[Entries from a dataset of interfaces]
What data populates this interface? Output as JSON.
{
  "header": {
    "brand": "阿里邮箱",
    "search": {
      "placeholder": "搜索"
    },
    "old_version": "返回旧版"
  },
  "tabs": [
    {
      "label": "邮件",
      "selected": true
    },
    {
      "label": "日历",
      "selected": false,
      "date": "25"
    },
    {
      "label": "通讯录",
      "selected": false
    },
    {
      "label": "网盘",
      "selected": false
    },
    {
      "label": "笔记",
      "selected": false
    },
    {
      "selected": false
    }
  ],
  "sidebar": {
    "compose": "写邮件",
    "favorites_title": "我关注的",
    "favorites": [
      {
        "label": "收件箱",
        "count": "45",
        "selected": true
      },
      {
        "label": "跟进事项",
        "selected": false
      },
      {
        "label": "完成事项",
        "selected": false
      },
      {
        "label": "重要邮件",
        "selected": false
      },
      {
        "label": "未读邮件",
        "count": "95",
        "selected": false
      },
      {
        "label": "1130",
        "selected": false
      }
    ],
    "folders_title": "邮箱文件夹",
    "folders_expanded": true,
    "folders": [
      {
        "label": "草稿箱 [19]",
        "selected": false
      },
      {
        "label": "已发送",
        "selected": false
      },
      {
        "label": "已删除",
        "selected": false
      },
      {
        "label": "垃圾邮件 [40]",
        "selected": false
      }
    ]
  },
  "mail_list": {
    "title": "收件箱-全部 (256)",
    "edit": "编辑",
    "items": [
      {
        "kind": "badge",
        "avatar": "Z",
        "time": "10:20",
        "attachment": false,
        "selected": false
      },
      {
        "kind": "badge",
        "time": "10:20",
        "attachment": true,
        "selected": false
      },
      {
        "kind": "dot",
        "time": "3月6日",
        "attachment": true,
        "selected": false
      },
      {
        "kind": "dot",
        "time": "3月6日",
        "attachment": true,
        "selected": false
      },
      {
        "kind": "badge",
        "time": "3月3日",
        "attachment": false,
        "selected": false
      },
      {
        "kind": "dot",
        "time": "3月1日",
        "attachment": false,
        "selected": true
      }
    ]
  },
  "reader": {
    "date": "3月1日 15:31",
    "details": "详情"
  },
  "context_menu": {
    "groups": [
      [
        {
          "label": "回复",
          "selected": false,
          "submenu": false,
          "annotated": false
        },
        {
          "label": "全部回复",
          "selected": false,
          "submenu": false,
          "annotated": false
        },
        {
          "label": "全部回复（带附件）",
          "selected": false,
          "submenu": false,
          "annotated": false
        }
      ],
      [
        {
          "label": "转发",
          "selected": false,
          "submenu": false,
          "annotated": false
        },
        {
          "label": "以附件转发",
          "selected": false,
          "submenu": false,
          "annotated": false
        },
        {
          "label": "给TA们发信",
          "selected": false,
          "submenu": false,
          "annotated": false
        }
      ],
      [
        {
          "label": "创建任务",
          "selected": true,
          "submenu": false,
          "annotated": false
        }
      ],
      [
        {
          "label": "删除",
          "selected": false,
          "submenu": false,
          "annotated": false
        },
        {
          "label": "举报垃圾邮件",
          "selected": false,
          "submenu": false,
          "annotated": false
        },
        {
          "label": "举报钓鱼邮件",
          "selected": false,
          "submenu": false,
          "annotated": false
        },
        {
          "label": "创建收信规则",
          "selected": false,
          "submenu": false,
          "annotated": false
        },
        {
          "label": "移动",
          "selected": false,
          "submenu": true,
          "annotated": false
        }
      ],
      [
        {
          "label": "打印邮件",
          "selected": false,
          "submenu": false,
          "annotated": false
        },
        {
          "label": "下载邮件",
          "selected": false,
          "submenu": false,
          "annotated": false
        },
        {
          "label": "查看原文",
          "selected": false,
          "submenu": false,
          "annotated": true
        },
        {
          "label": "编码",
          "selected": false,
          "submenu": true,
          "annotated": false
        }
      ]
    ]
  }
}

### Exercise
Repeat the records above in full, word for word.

### Result for this task
What data populates this interface? Output as JSON.
{
  "header": {
    "brand": "阿里邮箱",
    "search": {
      "placeholder": "搜索"
    },
    "old_version": "返回旧版"
  },
  "tabs": [
    {
      "label": "邮件",
      "selected": true
    },
    {
      "label": "日历",
      "selected": false,
      "date": "25"
    },
    {
      "label": "通讯录",
      "selected": false
    },
    {
      "label": "网盘",
      "selected": false
    },
    {
      "label": "笔记",
      "selected": false
    },
    {
      "selected": false
    }
  ],
  "sidebar": {
    "compose": "写邮件",
    "favorites_title": "我关注的",
    "favorites": [
      {
        "label": "收件箱",
        "count": "45",
        "selected": true
      },
      {
        "label": "跟进事项",
        "selected": false
      },
      {
        "label": "完成事项",
        "selected": false
      },
      {
        "label": "重要邮件",
        "selected": false
      },
      {
        "label": "未读邮件",
        "count": "95",
        "selected": false
      },
      {
        "label": "1130",
        "selected": false
      }
    ],
    "folders_title": "邮箱文件夹",
    "folders_expanded": true,
    "folders": [
      {
        "label": "草稿箱 [19]",
        "selected": false
      },
      {
        "label": "已发送",
        "selected": false
      },
      {
        "label": "已删除",
        "selected": false
      },
      {
        "label": "垃圾邮件 [40]",
        "selected": false
      }
    ]
  },
  "mail_list": {
    "title": "收件箱-全部 (256)",
    "edit": "编辑",
    "items": [
      {
        "kind": "badge",
        "avatar": "Z",
        "time": "10:20",
        "attachment": false,
        "selected": false
      },
      {
        "kind": "badge",
        "time": "10:20",
        "attachment": true,
        "selected": false
      },
      {
        "kind": "dot",
        "time": "3月6日",
        "attachment": true,
        "selected": false
      },
      {
        "kind": "dot",
        "time": "3月6日",
        "attachment": true,
        "selected": false
      },
      {
        "kind": "badge",
        "time": "3月3日",
        "attachment": false,
        "selected": false
      },
      {
        "kind": "dot",
        "time": "3月1日",
        "attachment": false,
        "selected": true
      }
    ]
  },
  "reader": {
    "date": "3月1日 15:31",
    "details": "详情"
  },
  "context_menu": {
    "groups": [
      [
        {
          "label": "回复",
          "selected": false,
          "submenu": false,
          "annotated": false
        },
        {
          "label": "全部回复",
          "selected": false,
          "submenu": false,
          "annotated": false
        },
        {
          "label": "全部回复（带附件）",
          "selected": false,
          "submenu": false,
          "annotated": false
        }
      ],
      [
        {
          "label": "转发",
          "selected": false,
          "submenu": false,
          "annotated": false
        },
        {
          "label": "以附件转发",
          "selected": false,
          "submenu": false,
          "annotated": false
        },
        {
          "label": "给TA们发信",
          "selected": false,
          "submenu": false,
          "annotated": false
        }
      ],
      [
        {
          "label": "创建任务",
          "selected": true,
          "submenu": false,
          "annotated": false
        }
      ],
      [
        {
          "label": "删除",
          "selected": false,
          "submenu": false,
          "annotated": false
        },
        {
          "label": "举报垃圾邮件",
          "selected": false,
          "submenu": false,
          "annotated": false
        },
        {
          "label": "举报钓鱼邮件",
          "selected": false,
          "submenu": false,
          "annotated": false
        },
        {
          "label": "创建收信规则",
          "selected": false,
          "submenu": false,
          "annotated": false
        },
        {
          "label": "移动",
          "selected": false,
          "submenu": true,
          "annotated": false
        }
      ],
      [
        {
          "label": "打印邮件",
          "selected": false,
          "submenu": false,
          "annotated": false
        },
        {
          "label": "下载邮件",
          "selected": false,
          "submenu": false,
          "annotated": false
        },
        {
          "label": "查看原文",
          "selected": false,
          "submenu": false,
          "annotated": true
        },
        {
          "label": "编码",
          "selected": false,
          "submenu": true,
          "annotated": false
        }
      ]
    ]
  }
}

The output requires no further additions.